The menu at Stravaigin is both infused with world flavours and traditional Scottish dishes. We ordered a full Scottish Breakfast and a breakfast bao! And of course, no breakfast would be complete without a cup of tea.
After brunch, we wandered along Gibbson Road, up to the Glasgwegian University campus. The Hunterian museum was closed, but we walked around the main building, through the hallways and by classrooms. The university was built in the mid-fifteenth century making it the second oldest university in Scotland. The buildings were designed in the Gothic Revival style by architect George Gilbert Scott. The buildings are replete with decorative elements, pitched roofs, traceried windows, castle-like towers and parapets. It was more like walking through a castle than walking through a school.
Even in the University, we found insignias with St. Mungo's crest. It was a fun little game to play trying to find these symbols all over the city.
Since the Hunterian was closed, we headed over to the University Memorial Chapel. When we heard the name Chapel, you think of something small, but walking int these doors, nothing about this place felt small.
The chapel was consecrated in 1929 and is dedicated to the former students and staff who died in WWI. One of the most striking things in the chapel is the stained glass windows. They simply glowed in the dark of the wood that covered the rest of the building. The Benedicite Window was designed by Lawrence Lee and installed in 1962, and the other series of ten windows were designed by Douglas Strachan in 1931.
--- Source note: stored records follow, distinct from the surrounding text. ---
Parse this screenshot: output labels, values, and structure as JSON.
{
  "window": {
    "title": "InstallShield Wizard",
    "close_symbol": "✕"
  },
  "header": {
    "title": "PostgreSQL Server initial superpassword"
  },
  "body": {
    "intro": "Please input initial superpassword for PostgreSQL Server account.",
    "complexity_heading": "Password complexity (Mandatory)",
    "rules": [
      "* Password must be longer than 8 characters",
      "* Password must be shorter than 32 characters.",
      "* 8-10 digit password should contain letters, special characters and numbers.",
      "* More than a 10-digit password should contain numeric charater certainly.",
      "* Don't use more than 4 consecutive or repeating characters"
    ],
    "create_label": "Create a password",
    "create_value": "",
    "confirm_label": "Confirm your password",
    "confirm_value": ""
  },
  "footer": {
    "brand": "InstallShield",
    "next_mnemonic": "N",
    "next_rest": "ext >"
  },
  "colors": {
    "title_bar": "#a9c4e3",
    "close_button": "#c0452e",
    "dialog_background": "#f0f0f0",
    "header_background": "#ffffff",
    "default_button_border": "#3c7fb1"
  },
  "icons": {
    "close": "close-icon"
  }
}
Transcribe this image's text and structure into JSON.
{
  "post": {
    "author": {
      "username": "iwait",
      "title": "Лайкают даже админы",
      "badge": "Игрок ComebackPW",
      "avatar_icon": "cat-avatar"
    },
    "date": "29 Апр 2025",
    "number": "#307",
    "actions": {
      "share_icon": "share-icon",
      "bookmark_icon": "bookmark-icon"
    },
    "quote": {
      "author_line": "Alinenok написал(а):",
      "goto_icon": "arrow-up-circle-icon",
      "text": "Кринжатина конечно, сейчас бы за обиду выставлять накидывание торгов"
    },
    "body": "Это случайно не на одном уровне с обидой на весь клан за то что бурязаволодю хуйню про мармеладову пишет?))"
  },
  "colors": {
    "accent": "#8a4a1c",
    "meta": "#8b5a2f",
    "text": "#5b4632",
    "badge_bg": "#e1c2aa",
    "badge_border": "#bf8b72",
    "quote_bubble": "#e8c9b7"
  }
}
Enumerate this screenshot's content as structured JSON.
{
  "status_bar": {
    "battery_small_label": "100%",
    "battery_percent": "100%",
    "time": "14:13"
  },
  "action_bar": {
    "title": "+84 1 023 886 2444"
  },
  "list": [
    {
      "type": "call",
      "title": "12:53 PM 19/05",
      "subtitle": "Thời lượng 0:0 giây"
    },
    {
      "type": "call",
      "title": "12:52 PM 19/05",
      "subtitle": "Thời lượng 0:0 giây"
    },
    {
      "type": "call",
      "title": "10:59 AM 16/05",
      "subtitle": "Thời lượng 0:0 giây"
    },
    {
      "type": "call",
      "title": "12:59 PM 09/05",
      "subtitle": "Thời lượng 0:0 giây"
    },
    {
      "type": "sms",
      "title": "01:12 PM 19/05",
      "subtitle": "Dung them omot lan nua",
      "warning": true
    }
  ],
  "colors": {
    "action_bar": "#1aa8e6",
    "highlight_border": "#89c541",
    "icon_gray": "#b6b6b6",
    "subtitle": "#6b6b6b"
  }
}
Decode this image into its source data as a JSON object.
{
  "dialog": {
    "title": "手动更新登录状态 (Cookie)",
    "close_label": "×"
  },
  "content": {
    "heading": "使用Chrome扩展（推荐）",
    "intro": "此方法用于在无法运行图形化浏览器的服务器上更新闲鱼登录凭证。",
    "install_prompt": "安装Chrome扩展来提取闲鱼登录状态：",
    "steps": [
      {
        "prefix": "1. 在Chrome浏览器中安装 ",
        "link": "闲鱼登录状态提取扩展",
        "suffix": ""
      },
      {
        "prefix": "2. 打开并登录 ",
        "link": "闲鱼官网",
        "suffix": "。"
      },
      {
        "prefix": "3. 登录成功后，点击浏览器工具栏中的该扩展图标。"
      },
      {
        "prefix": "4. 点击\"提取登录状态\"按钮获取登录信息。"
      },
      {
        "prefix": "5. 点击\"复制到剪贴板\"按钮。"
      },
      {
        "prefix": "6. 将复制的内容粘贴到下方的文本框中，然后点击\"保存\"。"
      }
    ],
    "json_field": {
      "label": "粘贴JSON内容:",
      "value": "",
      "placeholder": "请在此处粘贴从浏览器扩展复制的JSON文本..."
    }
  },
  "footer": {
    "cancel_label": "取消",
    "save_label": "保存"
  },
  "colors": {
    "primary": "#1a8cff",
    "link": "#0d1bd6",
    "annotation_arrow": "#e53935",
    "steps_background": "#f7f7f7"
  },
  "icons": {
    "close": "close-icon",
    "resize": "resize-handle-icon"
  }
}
The Benedicite Window stands above the statue of St. Mungo. The window represents the song of creation and thanksgiving. The window echoes down to the viewer the theme of the Chapel itself. Knowledge comes from God and knowledge will also lead man back to God.
I've always loved the choir section of the church. These wooden stalls seats were meticulously carved by Archibald Dawson and his Italian woodcarvers. Some say that these choir stalls are some of his best work of his career. In these seats, the chapel choir sings at services and concerts, and one can only imagine the song they make when they open their mouths.
We wandered through the courtyard and saw students studying under the trees and other tourists looking to get away from the crowds.
Standing here, looking at the pointed steeples and ashy stones, I wish I could have gone to a university like this. It did feel like something out of Harry Potter. Magic around every corner. The Hunterian Museum was closed, but that didn't stop us from poking around the premises. It is one of the most striking interiors.
Even the stairway, with their delicate wrought iron Art Nouveau designs, is so striking. When walked around the locked rooms and heard music coming from the back. There was a little performance going on in a classroom where musicians were performing some of the most lovely Opera music. We stood there and listened quietly, with smiles on our faces.
The Cloisters under Bute Hall are one of the most iconic places in the University and a beautiful place to walk on a sunny day.
But my favourite part of the building was the entryway and staircase inside the George Gilbert Scott Law Building. The Aegean blue of the walls was dotted with gold geometric leaves. A red, blue and gold carpet lined the staircase and the floor leading into the room. It was s upside since we didn't even know it was in here but once you walked in the door it was like finding a shining star hidden in the sky.
There is that crest to St. Mungo! If you're going to Glasgow, knowing the story of St. Mungo's life is really important as he really did leave a mark all over the city!
At the back of the university, there is a stunning view of the rest of the West end of the city. From here we could see the brilliant crimson of the Kelvingrove Museum off in the distance against the emerald green of the trees. Glasgow is Gaelic for "Dear Green Place" and that name has never rung so true as it did in that very moment.